In the end, Maxim’s white lotus with egg yolk came out tops. It was smooth, not too oily nor sweet and had the wonderful light scent of the lotus seed. The snow skin mooncakes were god-awful and had overpowering chemical fruit flavours in the filling. I shudder at the very recollection of them.

Maxim’s mooncakes are readily available from the Maxim’s bakery in Chinatown but it is not produced by said bakery. The bakery borrows a famous brand from Hong Kong, the very same that produces and exports the delicious mooncakes. These mooncakes can also be bought from various Asian grocers.

After saturating our tastebuds with sugar, oil and lotus paste, Fakebooo and I made our way to Dontoo. We needed something soupy and wholesome to offset the heaviness of our pre-dinner dessert, and so, ramen it was.

Dontoo is by the same people of Don Don, famous for cheap and tasty Japanese rice dishes and bento sets. The former dishes up ramen during weekday nights. When you arrive at Dontoo, mark your order on the sheets provided, grab a table and wait to slurp up some delicious Japanese noodles and broth.

dontoo - order

My Kuon ramen dish was the most basic on the menu, with a serve of char-shu, soft boiled egg and vegetables.

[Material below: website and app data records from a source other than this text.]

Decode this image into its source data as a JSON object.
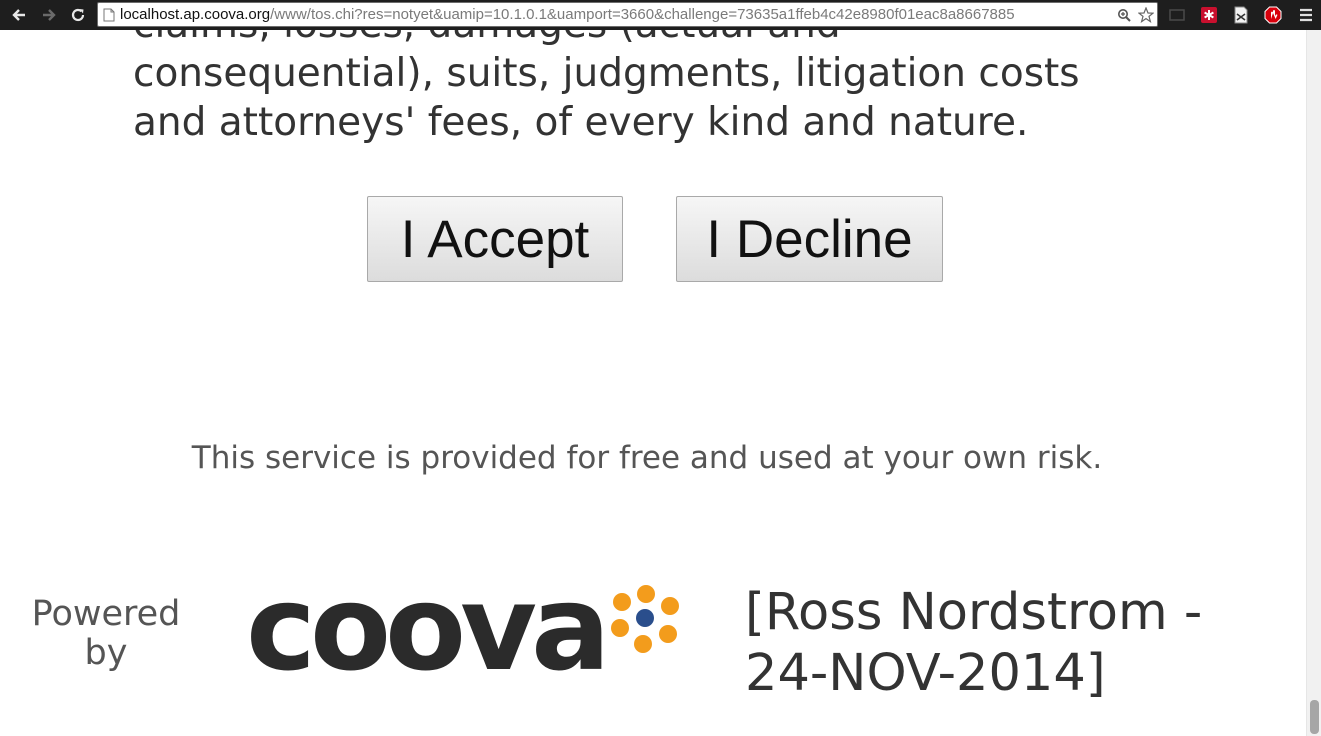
{
  "browser": {
    "url_host": "localhost.ap.coova.org",
    "url_path": "/www/tos.chi?res=notyet&uamip=10.1.0.1&uamport=3660&challenge=73635a1ffeb4c42e8980f01eac8a8667885"
  },
  "page": {
    "tos_text": "claims, losses, damages (actual and\nconsequential), suits, judgments, litigation costs\nand attorneys' fees, of every kind and nature.",
    "accept_label": "I Accept",
    "decline_label": "I Decline",
    "disclaimer": "This service is provided for free and used at your own risk.",
    "powered_by": "Powered\nby",
    "logo_text": "coova",
    "credit": "[Ross Nordstrom -\n24-NOV-2014]"
  },
  "colors": {
    "logo_petal": "#f39c1c",
    "logo_center": "#2a4e8c"
  }
}
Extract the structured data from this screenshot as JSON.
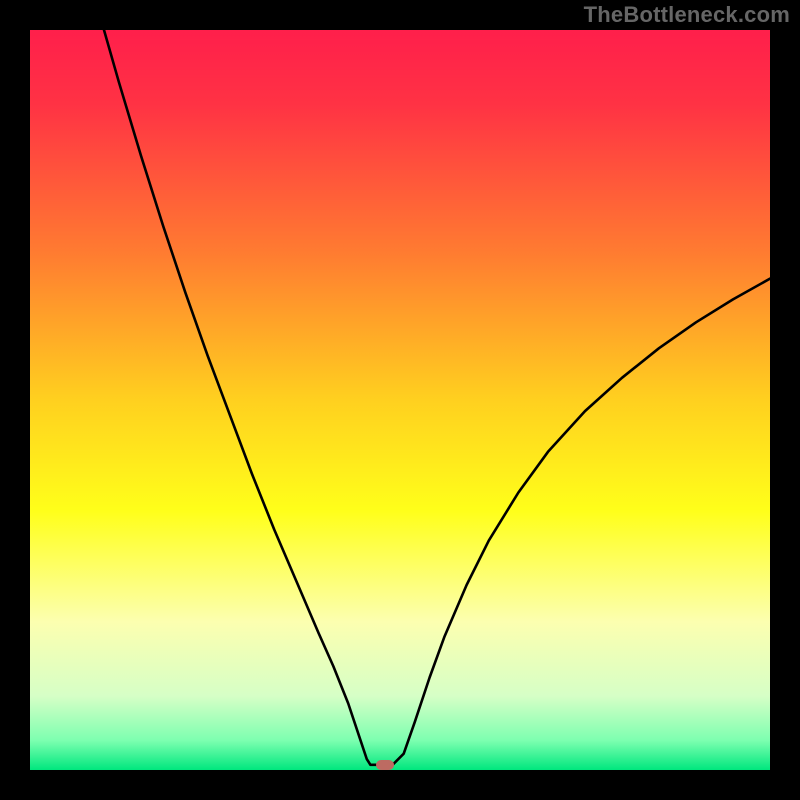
{
  "watermark": "TheBottleneck.com",
  "chart_data": {
    "type": "line",
    "title": "",
    "xlabel": "",
    "ylabel": "",
    "xlim": [
      0,
      100
    ],
    "ylim": [
      0,
      100
    ],
    "background_gradient": {
      "stops": [
        {
          "offset": 0.0,
          "color": "#ff1f4b"
        },
        {
          "offset": 0.1,
          "color": "#ff3244"
        },
        {
          "offset": 0.3,
          "color": "#ff7b31"
        },
        {
          "offset": 0.5,
          "color": "#ffd01f"
        },
        {
          "offset": 0.65,
          "color": "#ffff1a"
        },
        {
          "offset": 0.8,
          "color": "#fcffb0"
        },
        {
          "offset": 0.9,
          "color": "#d6ffc6"
        },
        {
          "offset": 0.96,
          "color": "#7dffb0"
        },
        {
          "offset": 1.0,
          "color": "#00e77e"
        }
      ]
    },
    "series": [
      {
        "name": "curve",
        "points": [
          {
            "x": 10.0,
            "y": 100.0
          },
          {
            "x": 12.0,
            "y": 93.0
          },
          {
            "x": 15.0,
            "y": 83.0
          },
          {
            "x": 18.0,
            "y": 73.5
          },
          {
            "x": 21.0,
            "y": 64.5
          },
          {
            "x": 24.0,
            "y": 56.0
          },
          {
            "x": 27.0,
            "y": 48.0
          },
          {
            "x": 30.0,
            "y": 40.0
          },
          {
            "x": 33.0,
            "y": 32.5
          },
          {
            "x": 36.0,
            "y": 25.5
          },
          {
            "x": 39.0,
            "y": 18.5
          },
          {
            "x": 41.0,
            "y": 14.0
          },
          {
            "x": 43.0,
            "y": 9.0
          },
          {
            "x": 44.5,
            "y": 4.5
          },
          {
            "x": 45.5,
            "y": 1.5
          },
          {
            "x": 46.0,
            "y": 0.7
          },
          {
            "x": 47.5,
            "y": 0.7
          },
          {
            "x": 49.0,
            "y": 0.7
          },
          {
            "x": 50.5,
            "y": 2.2
          },
          {
            "x": 52.0,
            "y": 6.5
          },
          {
            "x": 54.0,
            "y": 12.5
          },
          {
            "x": 56.0,
            "y": 18.0
          },
          {
            "x": 59.0,
            "y": 25.0
          },
          {
            "x": 62.0,
            "y": 31.0
          },
          {
            "x": 66.0,
            "y": 37.5
          },
          {
            "x": 70.0,
            "y": 43.0
          },
          {
            "x": 75.0,
            "y": 48.5
          },
          {
            "x": 80.0,
            "y": 53.0
          },
          {
            "x": 85.0,
            "y": 57.0
          },
          {
            "x": 90.0,
            "y": 60.5
          },
          {
            "x": 95.0,
            "y": 63.6
          },
          {
            "x": 100.0,
            "y": 66.4
          }
        ]
      }
    ],
    "marker": {
      "x": 48.0,
      "y": 0.7,
      "color": "#bd6b62"
    }
  }
}
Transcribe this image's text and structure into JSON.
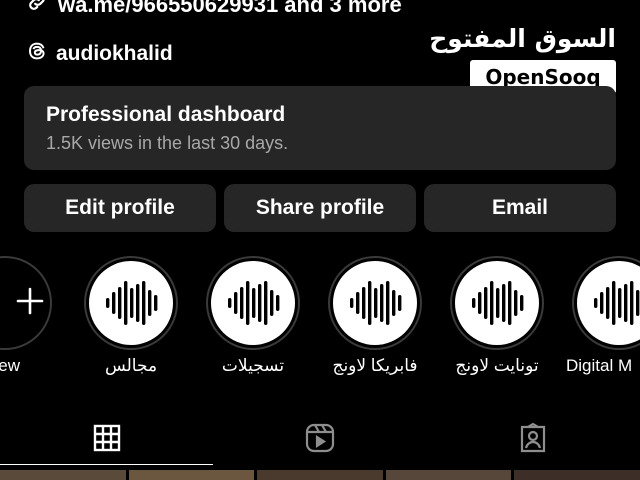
{
  "profile": {
    "link_text": "wa.me/966550629931 and 3 more",
    "threads_handle": "audiokhalid"
  },
  "watermark": {
    "arabic": "السوق المفتوح",
    "brand": "OpenSooq"
  },
  "dashboard": {
    "title": "Professional dashboard",
    "subtitle": "1.5K views in the last 30 days."
  },
  "buttons": {
    "edit": "Edit profile",
    "share": "Share profile",
    "email": "Email"
  },
  "highlights": {
    "new_label": "New",
    "items": [
      {
        "label": "مجالس"
      },
      {
        "label": "تسجيلات"
      },
      {
        "label": "فابريكا لاونج"
      },
      {
        "label": "تونايت لاونج"
      },
      {
        "label": "Digital M"
      }
    ]
  },
  "tabs": [
    "posts-grid-icon",
    "reels-icon",
    "tagged-icon"
  ],
  "colors": {
    "background": "#000000",
    "card": "#262626",
    "muted_text": "#a8a8a8",
    "text": "#ffffff"
  }
}
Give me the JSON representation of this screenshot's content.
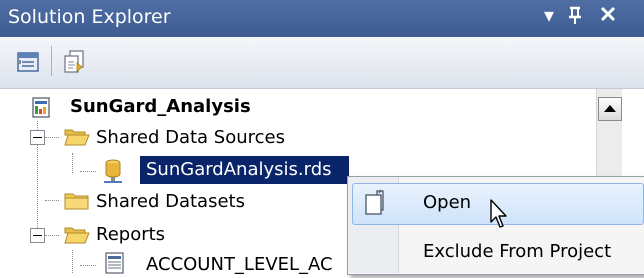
{
  "window": {
    "title": "Solution Explorer",
    "controls": {
      "dropdown": "▾",
      "pin": "ᚋ",
      "close": "✕"
    }
  },
  "toolbar": {
    "buttons": [
      {
        "icon": "properties-icon"
      },
      {
        "icon": "show-all-files-icon"
      }
    ]
  },
  "tree": {
    "project": {
      "label": "SunGard_Analysis",
      "icon": "report-project-icon"
    },
    "items": [
      {
        "label": "Shared Data Sources",
        "icon": "folder-open-icon",
        "expanded": true
      },
      {
        "label": "SunGardAnalysis.rds",
        "icon": "data-source-icon",
        "selected": true
      },
      {
        "label": "Shared Datasets",
        "icon": "folder-icon"
      },
      {
        "label": "Reports",
        "icon": "folder-open-icon",
        "expanded": true
      },
      {
        "label": "ACCOUNT_LEVEL_AC",
        "icon": "report-icon"
      }
    ],
    "expander_symbol": "−"
  },
  "context_menu": {
    "items": [
      {
        "label": "Open",
        "icon": "open-document-icon",
        "highlighted": true
      },
      {
        "label": "Exclude From Project"
      }
    ]
  },
  "colors": {
    "titlebar": "#3e5c92",
    "selection": "#0a246a",
    "menu_highlight": "#cfe3fb"
  }
}
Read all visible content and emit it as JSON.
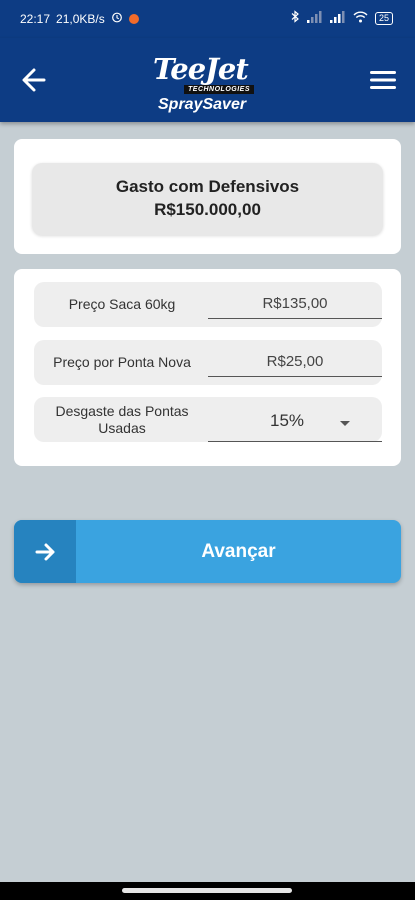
{
  "status_bar": {
    "time": "22:17",
    "network_speed": "21,0KB/s",
    "battery": "25",
    "icons": [
      "alarm-icon",
      "notification-dot-icon",
      "bluetooth-icon",
      "signal-icon",
      "signal-icon",
      "wifi-icon",
      "battery-icon"
    ],
    "dot_color": "#f26b2a"
  },
  "header": {
    "logo_main": "TeeJet",
    "logo_tech": "TECHNOLOGIES",
    "logo_sub": "SpraySaver",
    "back_icon": "arrow-left-icon",
    "menu_icon": "hamburger-menu-icon",
    "color": "#0d3c84"
  },
  "summary": {
    "title": "Gasto com Defensivos",
    "value": "R$150.000,00"
  },
  "form": {
    "rows": [
      {
        "label": "Preço Saca 60kg",
        "value": "R$135,00"
      },
      {
        "label": "Preço por Ponta Nova",
        "value": "R$25,00"
      },
      {
        "label": "Desgaste das Pontas Usadas",
        "value": "15%"
      }
    ]
  },
  "next_button": {
    "label": "Avançar",
    "icon": "arrow-right-icon",
    "color": "#3aa3e0"
  }
}
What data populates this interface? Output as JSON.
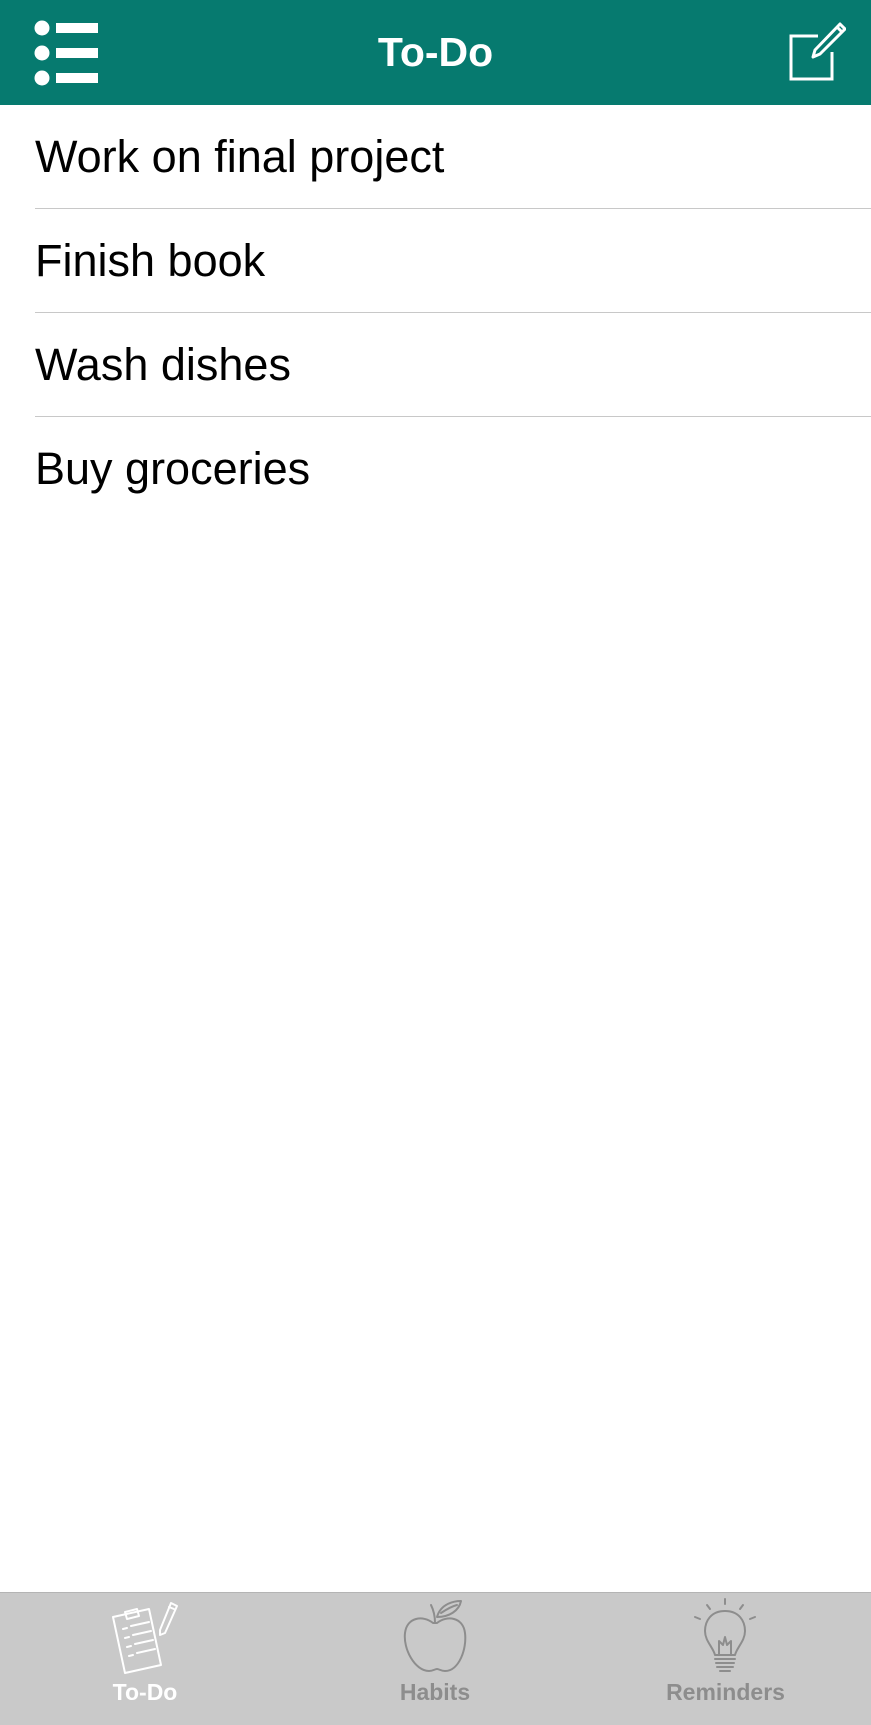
{
  "nav": {
    "title": "To-Do",
    "left_icon": "list-menu-icon",
    "right_icon": "compose-icon",
    "bar_color": "#067a6f"
  },
  "todos": [
    {
      "label": "Work on final project"
    },
    {
      "label": "Finish book"
    },
    {
      "label": "Wash dishes"
    },
    {
      "label": "Buy groceries"
    }
  ],
  "tabs": [
    {
      "label": "To-Do",
      "icon": "clipboard-icon",
      "active": true
    },
    {
      "label": "Habits",
      "icon": "apple-icon",
      "active": false
    },
    {
      "label": "Reminders",
      "icon": "lightbulb-icon",
      "active": false
    }
  ],
  "colors": {
    "tab_bar": "#c9c9c9",
    "tab_active": "#ffffff",
    "tab_inactive": "#8d8d8d"
  }
}
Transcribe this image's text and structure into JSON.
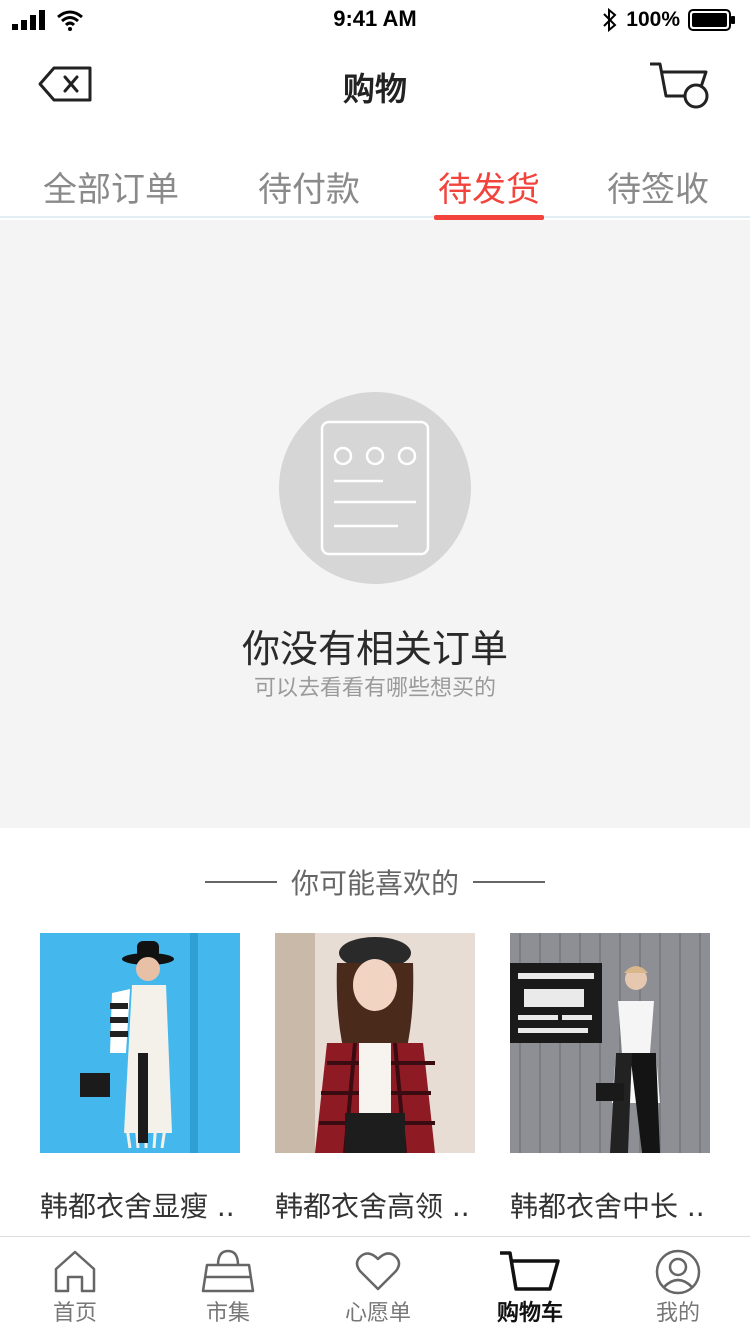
{
  "status_bar": {
    "time": "9:41 AM",
    "battery": "100%",
    "icons": [
      "signal-icon",
      "wifi-icon",
      "bluetooth-icon",
      "battery-icon"
    ]
  },
  "nav": {
    "title": "购物",
    "back_icon": "delete-back-icon",
    "cart_icon": "cart-icon"
  },
  "tabs": [
    {
      "label": "全部订单",
      "active": false
    },
    {
      "label": "待付款",
      "active": false
    },
    {
      "label": "待发货",
      "active": true
    },
    {
      "label": "待签收",
      "active": false
    }
  ],
  "empty": {
    "icon": "order-document-icon",
    "title": "你没有相关订单",
    "subtitle": "可以去看看有哪些想买的"
  },
  "recommend": {
    "title": "你可能喜欢的",
    "products": [
      {
        "name": "韩都衣舍显瘦 ..",
        "image": "fashion-photo-blue"
      },
      {
        "name": "韩都衣舍高领 ..",
        "image": "fashion-photo-plaid"
      },
      {
        "name": "韩都衣舍中长 ..",
        "image": "fashion-photo-coffee"
      }
    ]
  },
  "tabbar": [
    {
      "label": "首页",
      "icon": "home-icon",
      "active": false
    },
    {
      "label": "市集",
      "icon": "bag-icon",
      "active": false
    },
    {
      "label": "心愿单",
      "icon": "heart-icon",
      "active": false
    },
    {
      "label": "购物车",
      "icon": "cart-icon",
      "active": true
    },
    {
      "label": "我的",
      "icon": "user-icon",
      "active": false
    }
  ],
  "colors": {
    "accent": "#f2433c",
    "empty_bg": "#f4f4f4",
    "placeholder_circle": "#d6d6d6"
  }
}
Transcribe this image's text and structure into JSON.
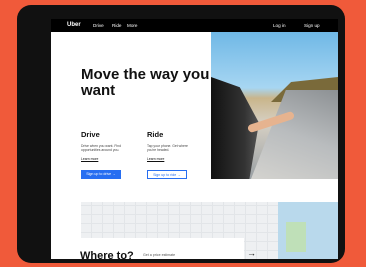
{
  "nav": {
    "logo": "Uber",
    "links": [
      "Drive",
      "Ride",
      "More"
    ],
    "login": "Log in",
    "signup": "Sign up"
  },
  "hero": {
    "title": "Move the way you want"
  },
  "drive": {
    "title": "Drive",
    "text": "Drive when you want. Find opportunities around you.",
    "learn": "Learn more",
    "button": "Sign up to drive  →"
  },
  "ride": {
    "title": "Ride",
    "text": "Tap your phone. Get where you're headed.",
    "learn": "Learn more",
    "button": "Sign up to ride  →"
  },
  "where": {
    "title": "Where to?",
    "estimate": "Get a price estimate",
    "arrow": "→"
  },
  "colors": {
    "background": "#f05a3a",
    "accent": "#276ef1",
    "nav": "#000000"
  }
}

The soup was rich with dashi (or smoked bonito) and the generous serve of ingredients made it a very filling meal. The soft-boiled egg was gooey and had the delicious aroma of soy while the thick cut charshu was appropriately fatty, soft and sweet.

Kuon ramen – charshu pork slices, vegetables, seaweed and seasoned egg $8.90

Fakebooo likes the Tsukemen at Dontoo and decided to have it again. The cold ramen noodles had a delightfully pronounced bite. They are dipped in a separately served salty soup to provide great flavour.

dontoo - ramen
(Top right) Tsukemen – chilled ramen served separately with “melt in your mouth” pork pieces and dipping sauce $11.90
(Bottom left) Kuon ramen

I suspect different provinces of Japan do ramen differently. I am very used to ramen served with Tonkotsu (pork-based) broths with pickled bamboo shoots. Nevertheless I very much enjoy the ramen at Dontoo. The texture of the noodles and flavour of the ever-important egg and charshu hit  the spot for me and hence is one of my recommended ramen bars of Melbourne.


Filed under CBD, French, Japanese, Korean, Malaysian, Noodles, Ramen, Sweets